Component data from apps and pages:
══════════════════════════════
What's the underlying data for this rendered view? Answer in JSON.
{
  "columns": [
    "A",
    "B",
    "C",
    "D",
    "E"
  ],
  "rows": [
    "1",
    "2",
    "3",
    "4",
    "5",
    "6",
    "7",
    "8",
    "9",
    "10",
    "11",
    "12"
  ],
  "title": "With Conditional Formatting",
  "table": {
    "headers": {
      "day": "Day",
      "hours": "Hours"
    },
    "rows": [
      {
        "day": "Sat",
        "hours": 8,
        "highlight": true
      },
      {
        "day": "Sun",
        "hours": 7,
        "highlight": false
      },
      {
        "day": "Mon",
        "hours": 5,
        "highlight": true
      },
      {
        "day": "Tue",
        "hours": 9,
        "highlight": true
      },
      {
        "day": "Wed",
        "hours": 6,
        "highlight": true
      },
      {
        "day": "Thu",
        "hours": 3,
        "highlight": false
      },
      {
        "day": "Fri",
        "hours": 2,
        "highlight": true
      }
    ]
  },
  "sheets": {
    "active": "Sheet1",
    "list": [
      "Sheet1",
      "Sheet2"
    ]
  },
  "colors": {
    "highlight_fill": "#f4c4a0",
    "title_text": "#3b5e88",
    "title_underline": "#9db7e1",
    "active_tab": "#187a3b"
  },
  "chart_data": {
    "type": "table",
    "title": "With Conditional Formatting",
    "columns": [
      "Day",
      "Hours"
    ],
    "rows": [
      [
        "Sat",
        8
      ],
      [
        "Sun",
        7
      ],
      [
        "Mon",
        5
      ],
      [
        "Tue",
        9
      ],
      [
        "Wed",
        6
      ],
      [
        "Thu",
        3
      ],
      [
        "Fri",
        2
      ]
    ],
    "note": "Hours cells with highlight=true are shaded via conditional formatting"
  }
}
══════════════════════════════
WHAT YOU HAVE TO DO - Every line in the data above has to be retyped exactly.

REPLY -
What's the underlying data for this rendered view? Answer in JSON.
{
  "columns": [
    "A",
    "B",
    "C",
    "D",
    "E"
  ],
  "rows": [
    "1",
    "2",
    "3",
    "4",
    "5",
    "6",
    "7",
    "8",
    "9",
    "10",
    "11",
    "12"
  ],
  "title": "With Conditional Formatting",
  "table": {
    "headers": {
      "day": "Day",
      "hours": "Hours"
    },
    "rows": [
      {
        "day": "Sat",
        "hours": 8,
        "highlight": true
      },
      {
        "day": "Sun",
        "hours": 7,
        "highlight": false
      },
      {
        "day": "Mon",
        "hours": 5,
        "highlight": true
      },
      {
        "day": "Tue",
        "hours": 9,
        "highlight": true
      },
      {
        "day": "Wed",
        "hours": 6,
        "highlight": true
      },
      {
        "day": "Thu",
        "hours": 3,
        "highlight": false
      },
      {
        "day": "Fri",
        "hours": 2,
        "highlight": true
      }
    ]
  },
  "sheets": {
    "active": "Sheet1",
    "list": [
      "Sheet1",
      "Sheet2"
    ]
  },
  "colors": {
    "highlight_fill": "#f4c4a0",
    "title_text": "#3b5e88",
    "title_underline": "#9db7e1",
    "active_tab": "#187a3b"
  },
  "chart_data": {
    "type": "table",
    "title": "With Conditional Formatting",
    "columns": [
      "Day",
      "Hours"
    ],
    "rows": [
      [
        "Sat",
        8
      ],
      [
        "Sun",
        7
      ],
      [
        "Mon",
        5
      ],
      [
        "Tue",
        9
      ],
      [
        "Wed",
        6
      ],
      [
        "Thu",
        3
      ],
      [
        "Fri",
        2
      ]
    ],
    "note": "Hours cells with highlight=true are shaded via conditional formatting"
  }
}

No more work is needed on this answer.